In the mid-1980s John was a Consultant to the team at Strathclyde University, under Dr. Peter Waddell, which solved the classic problem of the flexible, variable-focus telescope mirror.   His involvement in adaptive optics led him on to a wide range of other projects, including breakthroughs in 3-D television and film projection, and solar-powered systems whose applications range from protecting the Earth from incoming asteroids and comets, to village power plants and water purification systems for the developing world.   The impact of his loss on these various projects will be devastating.
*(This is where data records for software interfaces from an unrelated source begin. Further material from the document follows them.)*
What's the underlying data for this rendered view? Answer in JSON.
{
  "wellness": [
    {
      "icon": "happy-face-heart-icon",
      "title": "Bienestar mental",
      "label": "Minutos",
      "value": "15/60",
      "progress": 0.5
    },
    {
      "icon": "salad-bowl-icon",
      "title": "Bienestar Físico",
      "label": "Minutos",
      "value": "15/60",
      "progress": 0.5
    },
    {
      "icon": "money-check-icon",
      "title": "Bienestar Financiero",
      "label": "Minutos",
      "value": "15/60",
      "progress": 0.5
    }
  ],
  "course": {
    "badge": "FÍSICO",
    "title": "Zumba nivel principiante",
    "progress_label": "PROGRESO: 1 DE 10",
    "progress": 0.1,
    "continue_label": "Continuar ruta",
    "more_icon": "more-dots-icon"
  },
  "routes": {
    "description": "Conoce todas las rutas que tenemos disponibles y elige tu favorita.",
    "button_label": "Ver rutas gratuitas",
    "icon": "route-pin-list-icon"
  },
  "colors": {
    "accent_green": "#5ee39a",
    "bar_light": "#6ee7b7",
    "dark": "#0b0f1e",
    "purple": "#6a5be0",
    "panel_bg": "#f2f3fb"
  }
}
In 1971 John married Dr. Kate Peck, of Lewis, who survives him with their daughter Victoria, an aromtherapist, and son Stuart, guitarist in Mogwai.   To all of them we extend our deepest sympathy.

 

 

John Braithwaite our best man at our wedding on 20th April 2010
in the Chenrezig Shrine Room  at Samye Ling in Dumfriesshire Scotland

 

 

 

©DuncanLunan2013